SINGAPORE – There will no longer be limits to group sizes or workplace capacities here from next Tuesday (April 26), as Singapore announced a major easing of its remaining Covid-19 safety measures.
For the first time in more than two years, the Republic’s disease outbreak response system condition (Dorscon) level will also be stepped down from orange to yellow, in what Health Minister Ong Ye Kung called a major milestone in Singapore’s pandemic journey. Dorscon gives an indication of the disease outbreak situation and measures needed to control infections.

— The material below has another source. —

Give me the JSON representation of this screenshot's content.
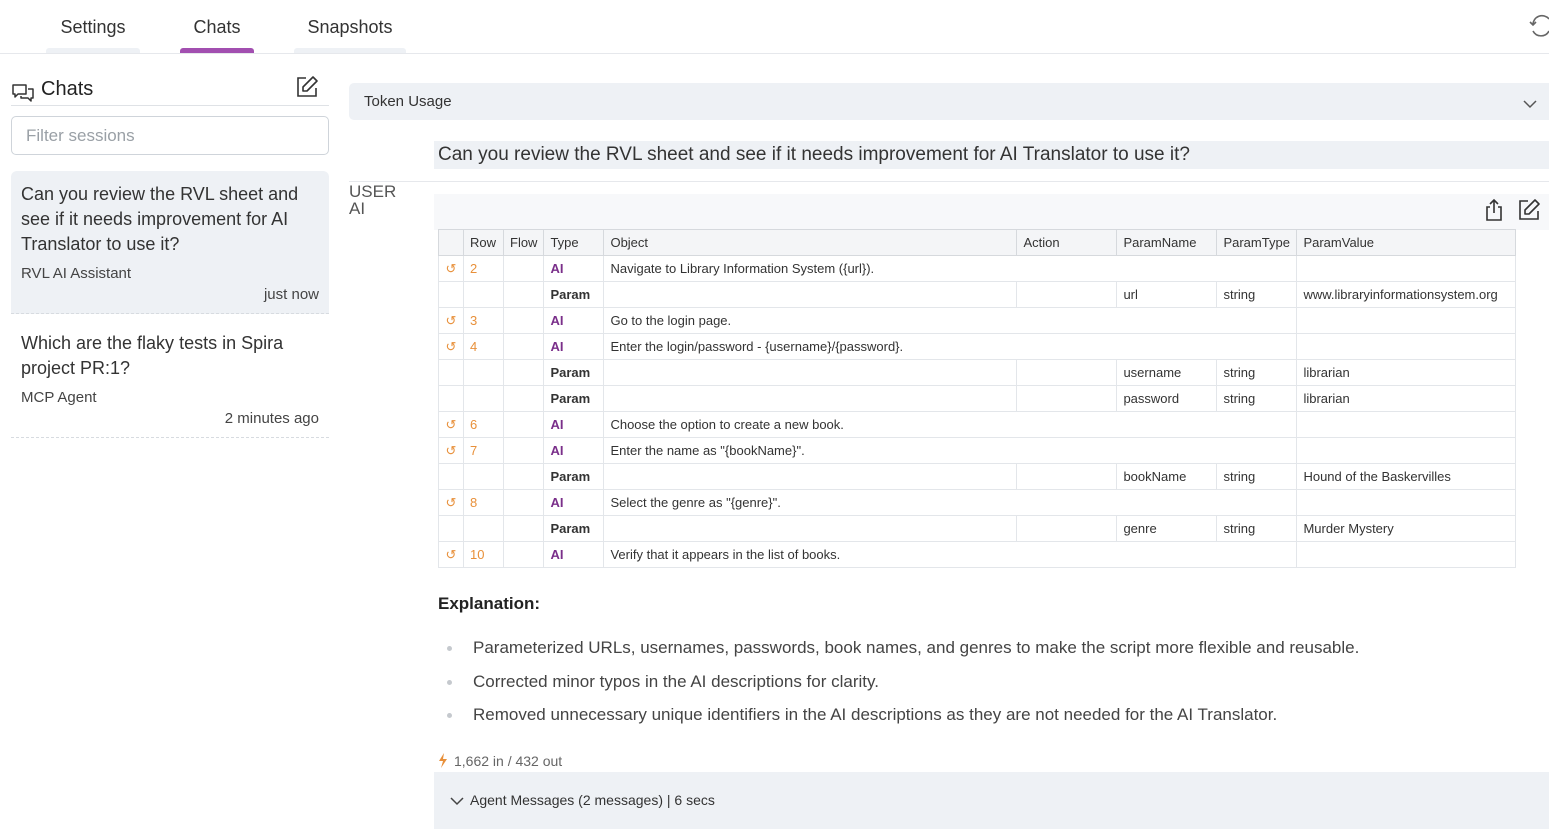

In a series of sweeping changes and the strongest push yet for a return to normal, the Ministry of Health (MOH) said on Friday that from next Tuesday, individuals will no longer be required to keep to a group of 10 people for mask-off activities, while the use of SafeEntry and TraceTogether will cease at most venues.
With the coronavirus situation largely under control, the cap on the number of unique visitors per household, previously 10 people at any one time, will be lifted. Safe distancing will also no longer be required between individuals or between groups, said the ministry.
At the same time, the multi-ministry task force on Covid-19 urged Singaporeans to stay vigilant and maintain readiness in the face of potential risks, and stressed that the pandemic is not over.
Mr Ong, who is co-chair of the task force, said one such risk is of a new wave of infections emerging in the coming months as protection from vaccines and past infections wanes. Another worrying risk is of the emergence of a new variant of concern.
“This continues to be a potential curveball that may knock us back to square one, and we must be alert to that,” he said at a press conference on Friday.
All workers may now also return to the workplace from next Tuesday, up from the current limit of 75 per cent of those who can work from home.
Workers will also be allowed to remove their masks at the workplace when they are not interacting physically with others and when they are not in customer-facing areas. Masks are still required indoors outside of work settings.
“While this concession will provide some flexibility for workers as more return to the workplace, everyone is advised to exercise social responsibility and maintain an appropriate safe distance from others while unmasked,” said MOH.
The ministry added that even with these changes, employers are encouraged to retain and promote flexible work arrangements, such as telecommuting and staggered work hours, as permanent features of the workplace.
There will also be no more capacity limit for large events and settings where there are more than 1,000 participants in mask-on settings. The current limit is 75 per cent of such capacities.